* WHAT YOU WILL DO
Return all of the data exactly, omitting any images.

* SUPPLIED ENTRIES

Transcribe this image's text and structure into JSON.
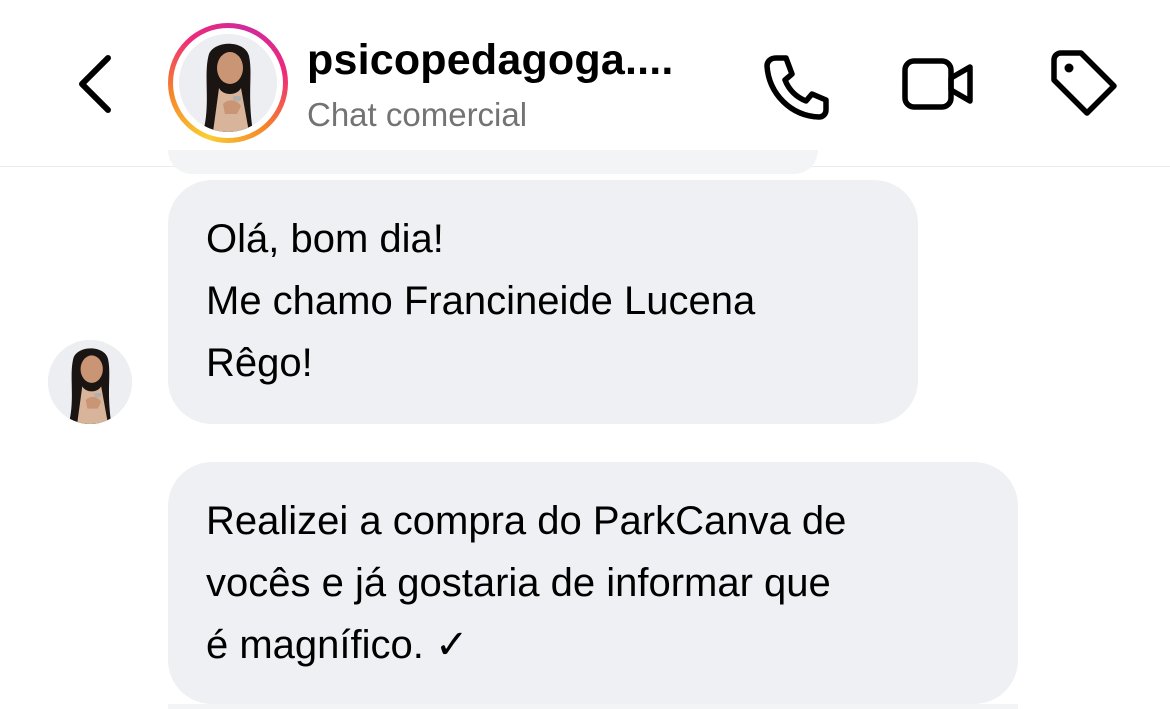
{
  "header": {
    "contact_name": "psicopedagoga....",
    "subtitle": "Chat comercial",
    "icons": {
      "back": "chevron-left-icon",
      "call": "phone-icon",
      "video": "video-camera-icon",
      "label": "tag-icon"
    }
  },
  "messages": [
    {
      "lines": [
        "Olá, bom dia!",
        "Me chamo Francineide Lucena",
        "Rêgo!"
      ]
    },
    {
      "lines": [
        "Realizei a compra do ParkCanva de",
        "vocês e já gostaria de informar que",
        "é magnífico. ✓"
      ]
    }
  ],
  "colors": {
    "bubble": "#eff0f3",
    "subtitle": "#737373",
    "story_ring": [
      "#f9ce34",
      "#ee2a7b",
      "#f58529"
    ]
  }
}
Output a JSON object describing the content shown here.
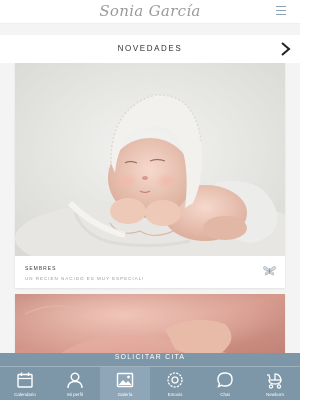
{
  "header": {
    "logo_text": "Sonia García"
  },
  "section": {
    "title": "NOVEDADES"
  },
  "cards": [
    {
      "date": "SEMBRES",
      "subtitle": "UN RECIEN NACIDO ES MUY ESPECIAL!"
    }
  ],
  "cta": {
    "label": "SOLICITAR CITA"
  },
  "tabbar": {
    "items": [
      {
        "label": "Calendario",
        "icon": "calendar-icon"
      },
      {
        "label": "Mi perfil",
        "icon": "user-icon"
      },
      {
        "label": "Galería",
        "icon": "gallery-icon"
      },
      {
        "label": "Emoxis",
        "icon": "settings-icon"
      },
      {
        "label": "Chat",
        "icon": "chat-icon"
      },
      {
        "label": "Newborn",
        "icon": "stroller-icon"
      }
    ]
  },
  "colors": {
    "accent": "#7d97a9",
    "background": "#f4f4f4"
  }
}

* SOLUTION TO THIS TASK
Transcribe this image's text and structure into JSON.
{
  "header": {
    "contact_name": "psicopedagoga....",
    "subtitle": "Chat comercial",
    "icons": {
      "back": "chevron-left-icon",
      "call": "phone-icon",
      "video": "video-camera-icon",
      "label": "tag-icon"
    }
  },
  "messages": [
    {
      "lines": [
        "Olá, bom dia!",
        "Me chamo Francineide Lucena",
        "Rêgo!"
      ]
    },
    {
      "lines": [
        "Realizei a compra do ParkCanva de",
        "vocês e já gostaria de informar que",
        "é magnífico. ✓"
      ]
    }
  ],
  "colors": {
    "bubble": "#eff0f3",
    "subtitle": "#737373",
    "story_ring": [
      "#f9ce34",
      "#ee2a7b",
      "#f58529"
    ]
  }
}
Output a JSON object describing the content shown here.
{
  "header": {
    "logo_text": "Sonia García"
  },
  "section": {
    "title": "NOVEDADES"
  },
  "cards": [
    {
      "date": "SEMBRES",
      "subtitle": "UN RECIEN NACIDO ES MUY ESPECIAL!"
    }
  ],
  "cta": {
    "label": "SOLICITAR CITA"
  },
  "tabbar": {
    "items": [
      {
        "label": "Calendario",
        "icon": "calendar-icon"
      },
      {
        "label": "Mi perfil",
        "icon": "user-icon"
      },
      {
        "label": "Galería",
        "icon": "gallery-icon"
      },
      {
        "label": "Emoxis",
        "icon": "settings-icon"
      },
      {
        "label": "Chat",
        "icon": "chat-icon"
      },
      {
        "label": "Newborn",
        "icon": "stroller-icon"
      }
    ]
  },
  "colors": {
    "accent": "#7d97a9",
    "background": "#f4f4f4"
  }
}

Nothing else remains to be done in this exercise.